The transition, including wearing masks and social distancing, was free of problems, and the day went better than expected, Hathaway said.
“Kids were excited to be back,” said Anthony Barton, Pembroke Middle School principal.
“I didn’t hear any complaints from teachers. I didn’t hear any complaints from students,” he said.
The school implemented a color-coding system Monday to help facilitate student pickup and drop-off, which was a bit challenging the first day, Barton said.
“It was a pleasure to have kids back on campus today,” the principal said.
He asked for patience from parents, and extended to them an invitation to call the school or reach out if they have any concerns during the learning transition.
“Everything’s going good,” Fairmont Middle School Principal Tracey Ferguson said Monday morning.
Staff members were asking health questions and documenting student temperatures before allowing them to enter through the hallways located closest to their classrooms.
Doing so allowed for less exposure to other students during the entry process, she said.
Taneisha Krat, who was dropping off her daughter Amiya, was thankful for the return of in-person learning.
“I’m excited. It’s been a long time,” she said.
Mendel Priest also dropped by to receive transportation forms for his three students.
“Hey, I feel good. Give me a break,” Priest said.
Each school implemented similar safety precautions, and most, if not all, principals were hoping for the best.
Ferguson shared some advice.

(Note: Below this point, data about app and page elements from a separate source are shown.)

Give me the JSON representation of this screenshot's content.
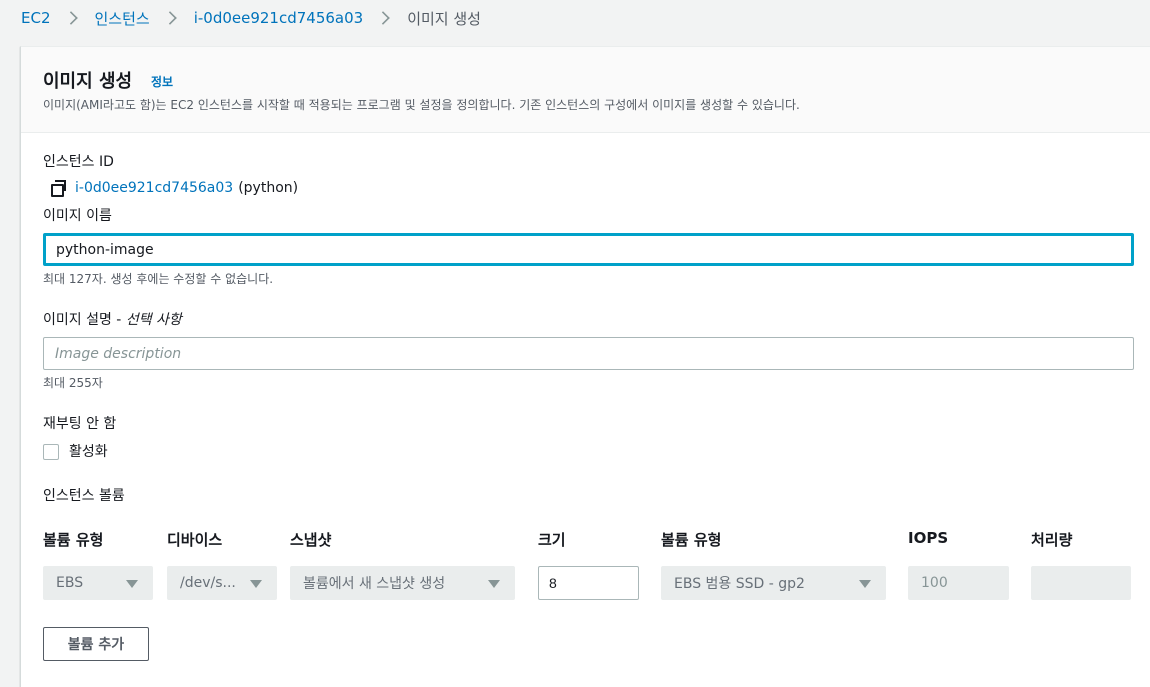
{
  "breadcrumb": {
    "items": [
      "EC2",
      "인스턴스",
      "i-0d0ee921cd7456a03"
    ],
    "current": "이미지 생성"
  },
  "header": {
    "title": "이미지 생성",
    "info_link": "정보",
    "description": "이미지(AMI라고도 함)는 EC2 인스턴스를 시작할 때 적용되는 프로그램 및 설정을 정의합니다. 기존 인스턴스의 구성에서 이미지를 생성할 수 있습니다."
  },
  "instance": {
    "label": "인스턴스 ID",
    "id": "i-0d0ee921cd7456a03",
    "name_suffix": "(python)",
    "icon": "copy-icon"
  },
  "image_name": {
    "label": "이미지 이름",
    "value": "python-image",
    "hint": "최대 127자. 생성 후에는 수정할 수 없습니다."
  },
  "image_description": {
    "label": "이미지 설명 - ",
    "optional": "선택 사항",
    "placeholder": "Image description",
    "hint": "최대 255자"
  },
  "no_reboot": {
    "label": "재부팅 안 함",
    "checkbox_label": "활성화",
    "checked": false
  },
  "volumes": {
    "section_label": "인스턴스 볼륨",
    "headers": {
      "volume_type": "볼륨 유형",
      "device": "디바이스",
      "snapshot": "스냅샷",
      "size": "크기",
      "ebs_type": "볼륨 유형",
      "iops": "IOPS",
      "throughput": "처리량"
    },
    "row": {
      "volume_type": "EBS",
      "device": "/dev/s...",
      "snapshot": "볼륨에서 새 스냅샷 생성",
      "size": "8",
      "ebs_type": "EBS 범용 SSD - gp2",
      "iops": "100",
      "throughput": ""
    },
    "add_button": "볼륨 추가"
  },
  "colors": {
    "link": "#0073bb",
    "focus": "#00a1c9",
    "background": "#f2f3f3"
  }
}
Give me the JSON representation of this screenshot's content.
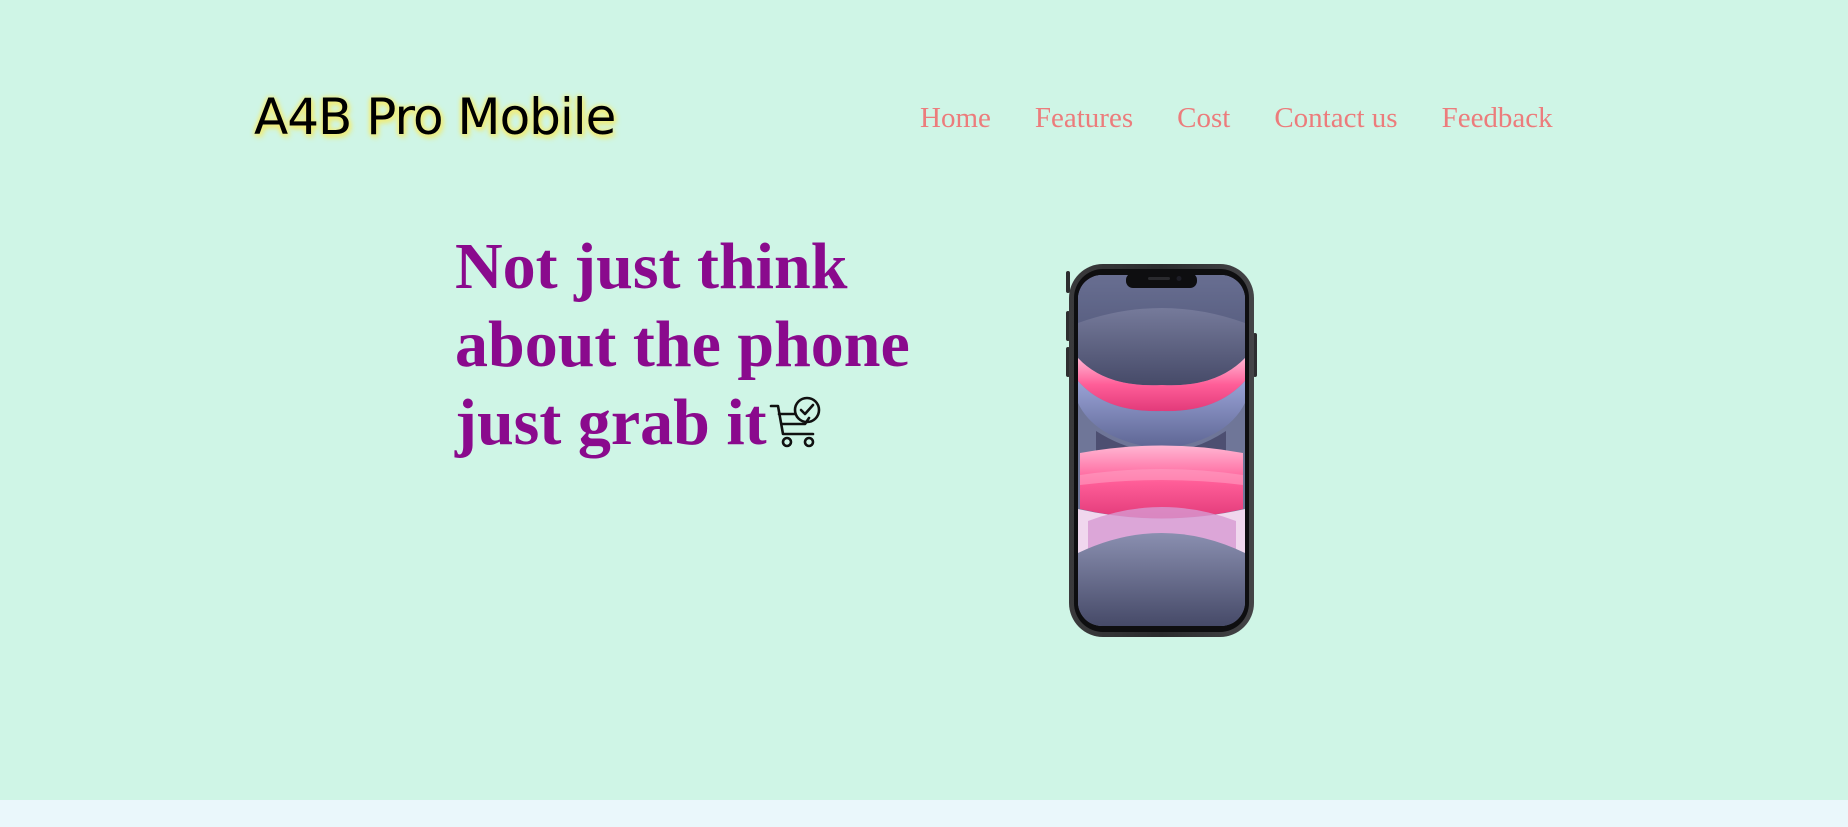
{
  "brand": {
    "title": "A4B Pro Mobile"
  },
  "nav": {
    "items": [
      {
        "label": "Home"
      },
      {
        "label": "Features"
      },
      {
        "label": "Cost"
      },
      {
        "label": "Contact us"
      },
      {
        "label": "Feedback"
      }
    ]
  },
  "hero": {
    "headline_lines": [
      "Not just think",
      "about the phone",
      "just grab it"
    ],
    "cart_icon": "shopping-cart-check-icon",
    "image": "smartphone-image"
  },
  "colors": {
    "hero_background": "#cff5e6",
    "page_background": "#eaf7fb",
    "nav_link": "#ec7c7c",
    "headline": "#8a0a8d",
    "brand_glow": "#f4ef7a"
  }
}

“Just be flexible,” she said. “Be flexible and be ready to adjust. Don’t get too emotional or worried when things don’t work out because we can revise and make things right.”